Playgrounds anyone?

Section 14: Playgrounds; acquisition; use; management

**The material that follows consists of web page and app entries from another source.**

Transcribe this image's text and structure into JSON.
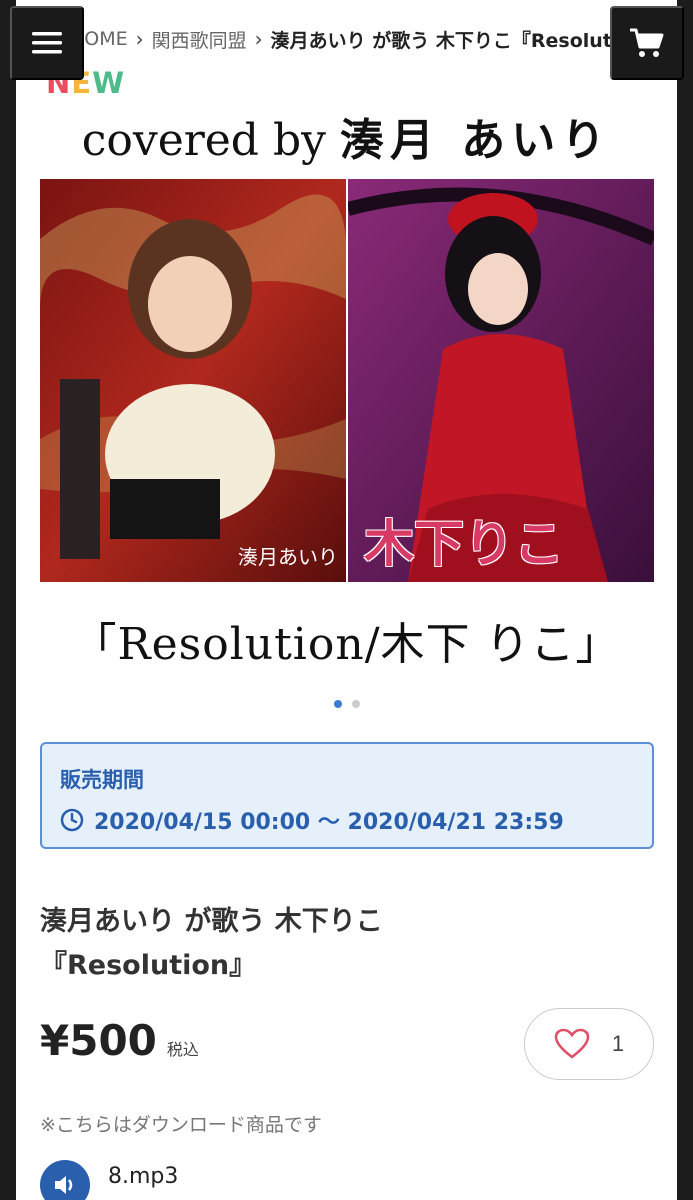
{
  "breadcrumb": {
    "home": "HOME",
    "category": "関西歌同盟",
    "current": "湊月あいり が歌う 木下りこ『Resolution』"
  },
  "badge": {
    "new_letters": [
      "N",
      "E",
      "W"
    ]
  },
  "cover": {
    "top_prefix": "covered by ",
    "top_name": "湊月 あいり",
    "left_caption": "湊月あいり",
    "right_caption": "木下りこ",
    "bottom": "「Resolution/木下 りこ」"
  },
  "carousel": {
    "total": 2,
    "active_index": 0
  },
  "sale": {
    "title": "販売期間",
    "period": "2020/04/15 00:00 〜 2020/04/21 23:59"
  },
  "product": {
    "title": "湊月あいり が歌う 木下りこ\n『Resolution』",
    "price": "¥500",
    "tax_label": "税込",
    "like_count": "1",
    "notice": "※こちらはダウンロード商品です",
    "file_name": "8.mp3"
  },
  "icons": {
    "menu": "hamburger-icon",
    "cart": "cart-icon",
    "clock": "clock-icon",
    "heart": "heart-icon",
    "audio": "speaker-icon"
  },
  "colors": {
    "accent": "#2a5fad",
    "sale_bg": "#e6f0fb",
    "heart": "#e0506a",
    "dark_button": "#1a1a1a"
  }
}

Section 14. Any city or town may acquire land and buildings within its limits by gift or purchase, or by eminent domain under chapter seventy-nine, or may lease the same, or may use suitable land or buildings already owned by it, for the purposes of a public playground or recreation centre, and may conduct and promote recreation, play, sport and physical education, for which admission may be charged, on such land and in such buildings, and may construct buildings on land owned or leased by it and may provide equipment for said purposes. Land and buildings so acquired, leased or constructed may be used also for town meetings, and, with the consent of, and subject to the conditions and terms prescribed by, the officer or board in control of the land or building, may be used by the municipality, or by any department thereof, or by any person, society or other organization for such other public, recreational, social or educational purposes as the said officer or board may deem proper. The foregoing provisions shall apply to land and buildings acquired for playground purposes, or for park and playground purposes, but shall not apply to land and buildings acquired solely for park purposes. For the purposes aforesaid, any city or town may appropriate money, and may employ teachers, supervisors and other officers, and may fix their compensation. Except in Boston and except as to the making of appropriations, the powers conferred by this section shall be exercised by the board of park commissioners, or by the school committee, or by the planning board, or by a playground or recreation commission appointed by the mayor in a city or by the selectmen or town moderator in a town, or elected by the voters of the town at a town meeting; or may be distributed among the board of park commissioners, the school committee, the planning board and such playground or recreation commission, or among any two or more of them; or they may be exercised by a committee consisting of one member each designated by all or any one of said boards or commissions, together with two or more members at large appointed by the mayor or selectmen or town moderator, or elected by the voters, accordingly as the city council or the town may decide. Any municipal officer or board authorized to exercise any of the powers conferred by this section may, within or without the city or town limits, conduct its activities on property under its control, on other public property under the control of other public officers or boards, with the consent of such officers or boards, or on private property, with the consent of the owners. Two or more towns may severally vote to establish co-operative arrangements between those towns for the provision and operation of recreational facilities and programs of mutual benefit to their citizens. The management and control of such facilities and programs and the apportionment of the expenses for their maintenance and support shall be provided for by the authorized recreation agencies of the participating towns. The provisions of section fifteen or sixteen shall not be construed to apply to any city or town because of any action taken under this section.